On the issue of attorneys’ fees under the “exceptional” case doctrine, the 4th Circuit explained that the Supreme Court’s 2014 decision in Octane Fitness (IP Update, Vol. 17, No. 5) was applicable, because that decision construed a parallel and essentially identical damages provision in the Patent Act. As the district court did not have the benefit of the Octane Fitness decision when considering whether to award attorney fees to Georgia-Pacific, the Court remanded the question for further consideration by the district court under the guidance of the Supreme Court’s “exceptional” case factors.
Issuing a partial dissent in connection with the restriction of the nationwide injunction, Judge Shedd argued that the 4th Circuit misapplied the discretionary doctrine of comity, and he further stated that an injunction limited to the 4th Circuit is counter to the fundamental purpose of the Lanham Act, which is to provide nationwide protection of trademarks used in interstate and foreign commerce.
Trademarks / Use in Commerce Requirement
Offering of Services Alone Insufficient Basis for § 1(a) Trademark Application
Addressing for the first time whether the offering of a service was sufficient “use in commerce” under the Lanham Act, the U.S. Court of Appeals for the Federal Circuit affirmed the Trademark Trial and Appeal Board’s (TTAB) grant of a petition for cancellation for a trademark registration, concluding appellant’s application was void ab initio. David Couture v. Playdom, Inc., Case No. 14-1480, 778 F.3d 1379 (Fed. Cir., Mar. 5, 2015) (Dyk, J.).

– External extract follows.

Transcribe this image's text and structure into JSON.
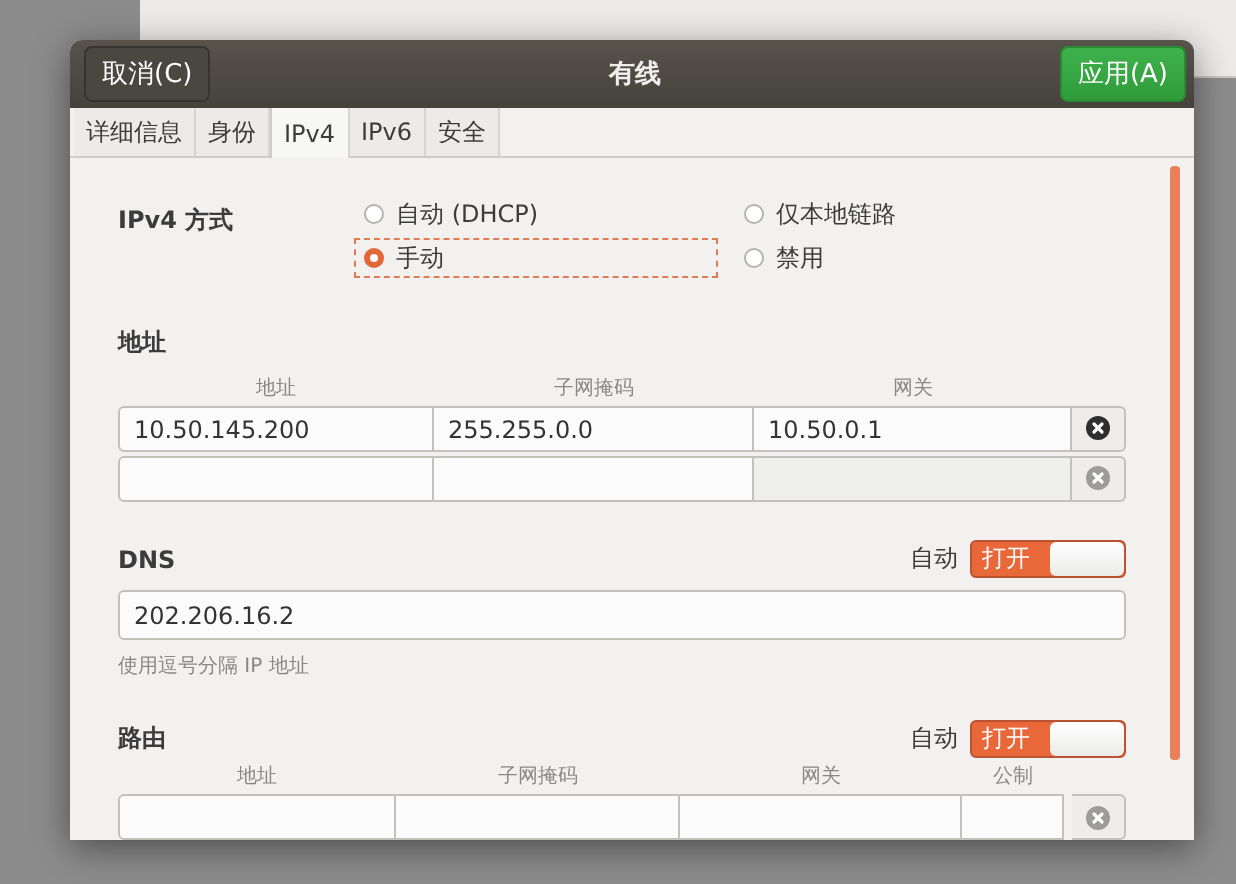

The appellant, David Couture, filed an application for the mark PLAYDOM under § 1(a) of the Lanham Act based on prior use in commerce. Mr. Couture submitted a screenshot of his website, www.playdominc.com, which “offered” film and television services. The website stated it was “under construction.” Mr. Couture did not actually provide film and television production services under his mark until 2010, nearly two years after he filed his use-based application.
Meanwhile, in 2009 Playdom, Inc. (Playdom) filed an application for PLAYDOM. The examining attorney rejected Playdom’s application based on Couture’s registration for PLAYDOM. Playdom then filed a petition to cancel Couture’s registration, arguing that Couture’s registration was void ab initio because Couture had not used the PLAYDOM mark in commerce. After the TTAB agreed with Playdom, this appeal followed.
Relying heavily on its prior decision in Aycock v. Eng’g, Inc. v. Airflite, Inc., the Federal Circuit affirmed the cancellation. Under the Lanham Act, a service mark is used in commerce only when “both it is used or displayed in the sale or advertising of services and the services are rendered.” Because appellant had only offered a service (but not rendered it) at the time he filed his use-based trademark application, his registration was void ab initio.
Practice Note: When in doubt, file an intent-to-use application or amend the basis of an already filed trademark application from prior use in commerce (§ 1(a)) to intent-to-use in commerce (Section 1(b)). Once the mark is registered, however, the original basis of the registration cannot be changed.